====== SUPPLIED ENTRIES ======
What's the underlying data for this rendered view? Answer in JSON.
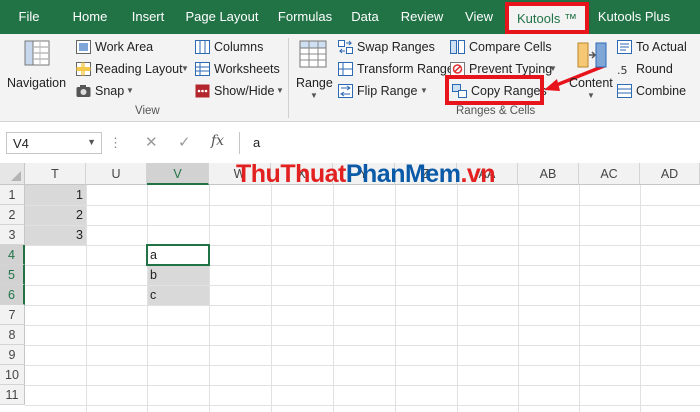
{
  "tabs": {
    "file": "File",
    "home": "Home",
    "insert": "Insert",
    "page_layout": "Page Layout",
    "formulas": "Formulas",
    "data": "Data",
    "review": "Review",
    "view": "View",
    "kutools": "Kutools ™",
    "kutools_plus": "Kutools Plus"
  },
  "ribbon": {
    "view_group": {
      "label": "View",
      "navigation": "Navigation",
      "work_area": "Work Area",
      "reading_layout": "Reading Layout",
      "snap": "Snap",
      "columns": "Columns",
      "worksheets": "Worksheets",
      "show_hide": "Show/Hide"
    },
    "ranges_group": {
      "label": "Ranges & Cells",
      "range": "Range",
      "swap_ranges": "Swap Ranges",
      "transform_range": "Transform Range",
      "flip_range": "Flip Range",
      "compare_cells": "Compare Cells",
      "prevent_typing": "Prevent Typing",
      "copy_ranges": "Copy Ranges",
      "content": "Content",
      "to_actual": "To Actual",
      "round": "Round",
      "combine": "Combine"
    }
  },
  "formula_bar": {
    "name_box": "V4",
    "value": "a",
    "cancel_glyph": "✕",
    "enter_glyph": "✓",
    "fx_glyph": "fx"
  },
  "grid": {
    "columns": [
      "T",
      "U",
      "V",
      "W",
      "X",
      "Y",
      "Z",
      "AA",
      "AB",
      "AC",
      "AD"
    ],
    "rows": [
      "1",
      "2",
      "3",
      "4",
      "5",
      "6",
      "7",
      "8",
      "9",
      "10",
      "11"
    ],
    "cells": {
      "T1": "1",
      "T2": "2",
      "T3": "3",
      "V4": "a",
      "V5": "b",
      "V6": "c"
    }
  },
  "watermark": {
    "part1": "ThuThuat",
    "part2": "PhanMem",
    "part3": ".vn"
  },
  "colors": {
    "excel_green": "#217346",
    "highlight_red": "#e8141c",
    "selection_gray": "#d9d9d9"
  },
  "icons": {
    "navigation": "navigation-pane-icon",
    "work_area": "work-area-icon",
    "reading_layout": "reading-layout-icon",
    "snap": "camera-icon",
    "columns": "columns-icon",
    "worksheets": "worksheets-icon",
    "show_hide": "show-hide-icon",
    "range": "range-grid-icon",
    "swap_ranges": "swap-ranges-icon",
    "transform_range": "transform-range-icon",
    "flip_range": "flip-range-icon",
    "compare_cells": "compare-cells-icon",
    "prevent_typing": "prevent-typing-icon",
    "copy_ranges": "copy-ranges-icon",
    "content": "content-icon",
    "to_actual": "to-actual-icon",
    "round": "round-icon",
    "combine": "combine-icon"
  }
}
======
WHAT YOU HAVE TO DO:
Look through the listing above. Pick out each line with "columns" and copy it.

REPLY:
      "columns": "Columns",
    "columns": [
    "columns": "columns-icon",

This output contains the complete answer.